Sanah N. Vohra

Learn More
Interactions among monoamine oxidase (MAO) inhibitors in drugs, botanicals, and dietary supplements may lead to unpredictable neurochemical dysfunction due to excessive inhibition or therapeutic invalidation. Often recombinant MAO or brain tissue homogenates have been used to evaluate MAO inhibitors such as the β-carboline alkaloids (harmane, harmine,(More)
A recent surge in the use of dietary supplements, including herbal remedies, necessitates investigations into their safety profiles. "Dream herb," Calea zacatechichi, has long been used in traditional folk medicine for a variety of purposes and is currently being marketed in the US for medicinal purposes, including diabetes treatment. Despite the inherent(More)
Synthesis and regulation of catecholamine neurotransmitters in the central nervous system are implicated in the pathogenesis of a number of neuropsychiatric disorders. To identify factors that regulate the presynaptic synthesis of catecholamines, we tested the hypothesis that the rate-limiting enzyme of the catecholamine biosynthetic pathway, tyrosine(More)
To the Editor: High throughput, plate-based cellular assays are becoming increasingly popular due to rapidity of data generation and the opportunity for a higher number of replicates than possible with older methods. Assays for DNA content based on Hoechst 33258 (H33258) fluorescence (Rago et al. 1990) and ATP content using a kit based on a series of(More)

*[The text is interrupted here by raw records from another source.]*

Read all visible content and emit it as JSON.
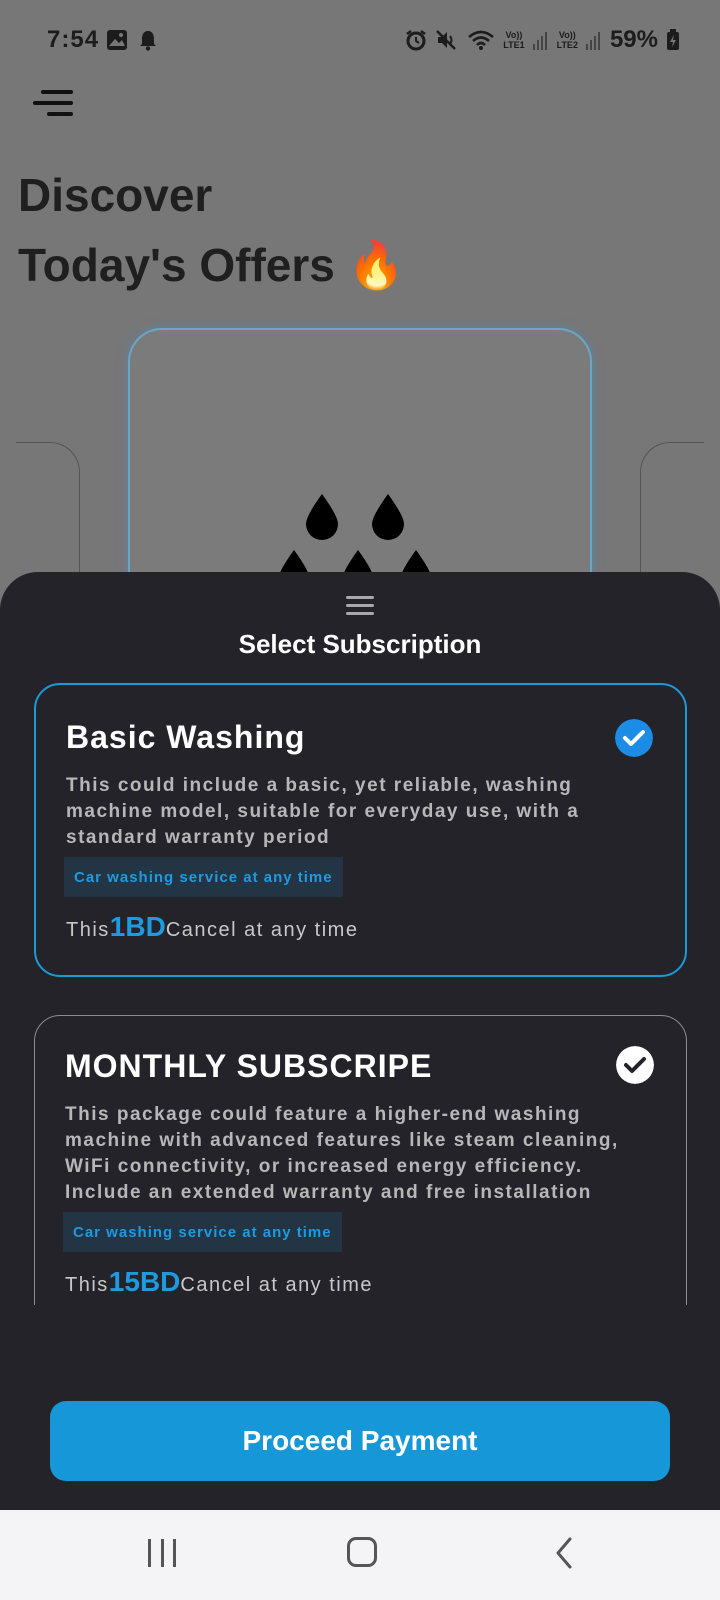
{
  "status_bar": {
    "time": "7:54",
    "battery": "59%",
    "sim1": "LTE1",
    "sim2": "LTE2",
    "volte": "Vo))",
    "icons": [
      "image-icon",
      "bell-icon",
      "alarm-icon",
      "mute-icon",
      "wifi-icon",
      "signal-icon",
      "battery-icon"
    ]
  },
  "page": {
    "headline_line1": "Discover",
    "headline_line2": "Today's Offers 🔥"
  },
  "sheet": {
    "title": "Select Subscription",
    "plans": [
      {
        "name": "Basic Washing",
        "description": "This could include a basic, yet reliable, washing machine model, suitable for everyday use, with a standard warranty period",
        "tag": "Car washing service at any time",
        "price_prefix": "This",
        "price": "1BD",
        "price_suffix": "Cancel at any time",
        "selected": true
      },
      {
        "name": "MONTHLY SUBSCRIPE",
        "description": "This package could feature a higher-end washing machine with advanced features like steam cleaning, WiFi connectivity, or increased energy efficiency. Include an extended warranty and free installation",
        "tag": "Car washing service at any time",
        "price_prefix": "This",
        "price": "15BD",
        "price_suffix": "Cancel at any time",
        "selected": false
      }
    ],
    "proceed_button": "Proceed Payment"
  },
  "colors": {
    "accent": "#1597d8",
    "sheet_bg": "#24232a",
    "tag_bg": "#233445",
    "overlay": "#777777"
  }
}
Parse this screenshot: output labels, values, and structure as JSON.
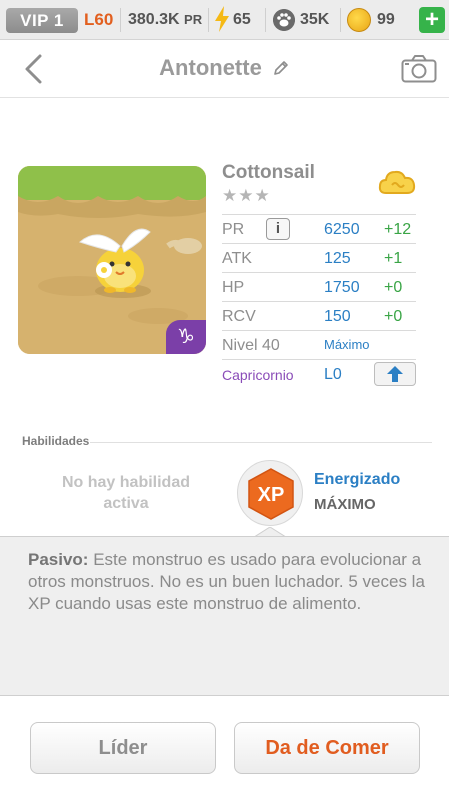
{
  "status_bar": {
    "vip": "VIP 1",
    "level": "L60",
    "power": "380.3K",
    "power_unit": "PR",
    "energy": "65",
    "monsters": "35K",
    "coins": "99",
    "add_label": "+"
  },
  "header": {
    "title": "Antonette"
  },
  "monster": {
    "name": "Cottonsail",
    "stars": "★★★",
    "zodiac_symbol": "♑"
  },
  "stats": [
    {
      "label": "PR",
      "value": "6250",
      "bonus": "+12",
      "info": "i"
    },
    {
      "label": "ATK",
      "value": "125",
      "bonus": "+1"
    },
    {
      "label": "HP",
      "value": "1750",
      "bonus": "+0"
    },
    {
      "label": "RCV",
      "value": "150",
      "bonus": "+0"
    },
    {
      "label": "Nivel 40",
      "value": "Máximo"
    },
    {
      "label": "Capricornio",
      "value": "L0"
    }
  ],
  "abilities": {
    "section_title": "Habilidades",
    "no_active": "No hay habilidad activa",
    "badge_text": "XP",
    "passive_name": "Energizado",
    "passive_level": "MÁXIMO"
  },
  "passive": {
    "label": "Pasivo:",
    "text": " Este monstruo es usado para evolucionar a otros monstruos. No es un buen luchador. 5 veces la XP cuando usas este monstruo de alimento."
  },
  "buttons": {
    "leader": "Líder",
    "feed": "Da de Comer"
  },
  "colors": {
    "accent_orange": "#e15d20",
    "value_blue": "#2b7fc4",
    "bonus_green": "#3aa546",
    "zodiac_purple": "#8a4cb8"
  }
}
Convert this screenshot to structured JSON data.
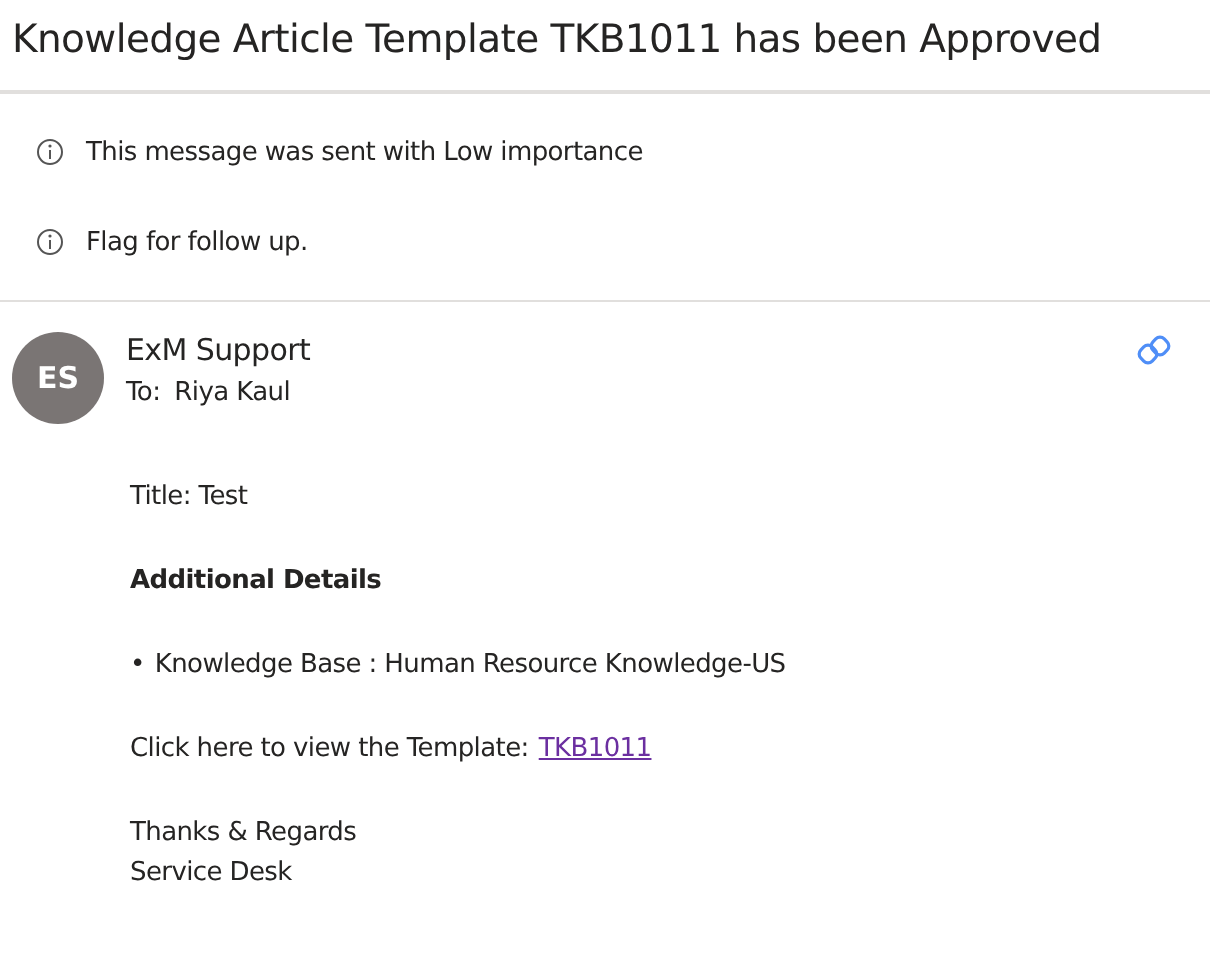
{
  "subject": "Knowledge Article Template TKB1011 has been Approved",
  "notices": [
    "This message was sent with Low importance",
    "Flag for follow up."
  ],
  "sender": {
    "initials": "ES",
    "name": "ExM Support",
    "to_label": "To:",
    "to": "Riya Kaul"
  },
  "body": [
    {
      "kind": "text",
      "text": "Title: Test"
    },
    {
      "kind": "heading",
      "text": "Additional Details"
    },
    {
      "kind": "bullet",
      "bullet": "•",
      "text": "Knowledge Base : Human Resource Knowledge-US"
    },
    {
      "kind": "link",
      "text": "Click here to view the Template:",
      "link": "TKB1011"
    },
    {
      "kind": "lines",
      "lines": [
        "Thanks & Regards",
        "Service Desk"
      ]
    }
  ]
}
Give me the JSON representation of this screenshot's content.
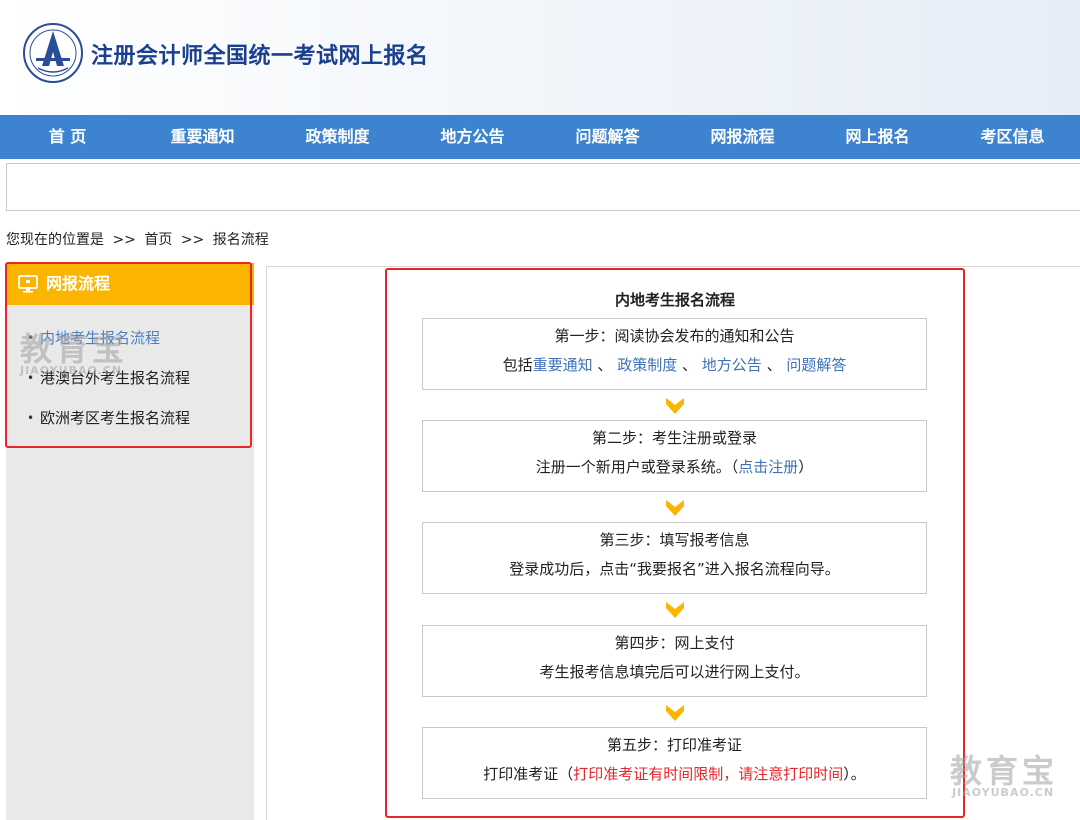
{
  "header": {
    "title": "注册会计师全国统一考试网上报名"
  },
  "nav": {
    "items": [
      "首 页",
      "重要通知",
      "政策制度",
      "地方公告",
      "问题解答",
      "网报流程",
      "网上报名",
      "考区信息"
    ]
  },
  "breadcrumb": {
    "prefix": "您现在的位置是",
    "sep1": ">>",
    "home": "首页",
    "sep2": ">>",
    "current": "报名流程"
  },
  "sidebar": {
    "header": "网报流程",
    "items": [
      {
        "label": "内地考生报名流程",
        "active": true
      },
      {
        "label": "港澳台外考生报名流程",
        "active": false
      },
      {
        "label": "欧洲考区考生报名流程",
        "active": false
      }
    ]
  },
  "flow": {
    "title": "内地考生报名流程",
    "step1": {
      "title": "第一步：阅读协会发布的通知和公告",
      "prefix": "包括",
      "link1": "重要通知",
      "sep1": " 、",
      "link2": "政策制度",
      "sep2": " 、",
      "link3": "地方公告",
      "sep3": " 、",
      "link4": "问题解答"
    },
    "step2": {
      "title": "第二步：考生注册或登录",
      "desc": "注册一个新用户或登录系统。（",
      "link": "点击注册",
      "suffix": "）"
    },
    "step3": {
      "title": "第三步：填写报考信息",
      "desc": "登录成功后，点击“我要报名”进入报名流程向导。"
    },
    "step4": {
      "title": "第四步：网上支付",
      "desc": "考生报考信息填完后可以进行网上支付。"
    },
    "step5": {
      "title": "第五步：打印准考证",
      "prefix": "打印准考证（",
      "warning": "打印准考证有时间限制，请注意打印时间",
      "suffix": "）。"
    }
  },
  "watermark": {
    "big": "教育宝",
    "small": "JIAOYUBAO.CN"
  },
  "colors": {
    "nav": "#3e83cf",
    "sidebar_header": "#fbb400",
    "link": "#3f72b6",
    "warning": "#e8252b",
    "arrow": "#fbb400"
  }
}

Adhatoda zeylanica is a dietary supplement ingredient present in several types of dietary supplements, including weight loss, respiratory relief, and immune regulating products. Due to its reported wide range of uses in folk medicine, it was hypothesized that it may have the potential to target multiple organs and lead to a range of toxicity features. As a(More)
Rauwolfia serpentina (or Snake root plant) is a botanical dietary supplement marketed in the USA for maintaining blood pressure. Very few studies have addressed the safety of this herb, despite its wide availability to consumers. Its reported pleiotropic effects underscore the necessity for evaluating its safety. We used a human kidney cell line to(More)
Diglycolic acid (DGA) is present in trace amounts in our food supply and is classified as an indirect food additive linked with the primary GRAS food additive carboxymethyl cellulose (CMC). Carboxymethyl starches are used as a filler/binder excipient in dietary supplement tablets and a thickening ingredient in many other processed foods. We sought to(More)
Some dietary supplements may contain cardiac stimulants and potential cardiotoxins. In vitro studies may identify ingredients of concern. A beating human cardiomyocyte cell line was used to evaluate cellular effects following phenylethylamine (PEA), higenamine, ephedrine or caffeine treatment. PEA and higenamine exposure levels simulated published blood(More)
The acute oral toxicity of diglycolic acid (DGA) was evaluated. Groups of female rats (n = 8 rats/group) received 28 consecutive daily single doses of 0.3, 1.0, 3.0, 10.0, 30.0, 100.0 or 300.0 mg DGA/kg body weight by gastric intubation. One group of animals served as vehicle control. Tissues and blood serum were collected at necropsy on day 29. Select(More)
  • 1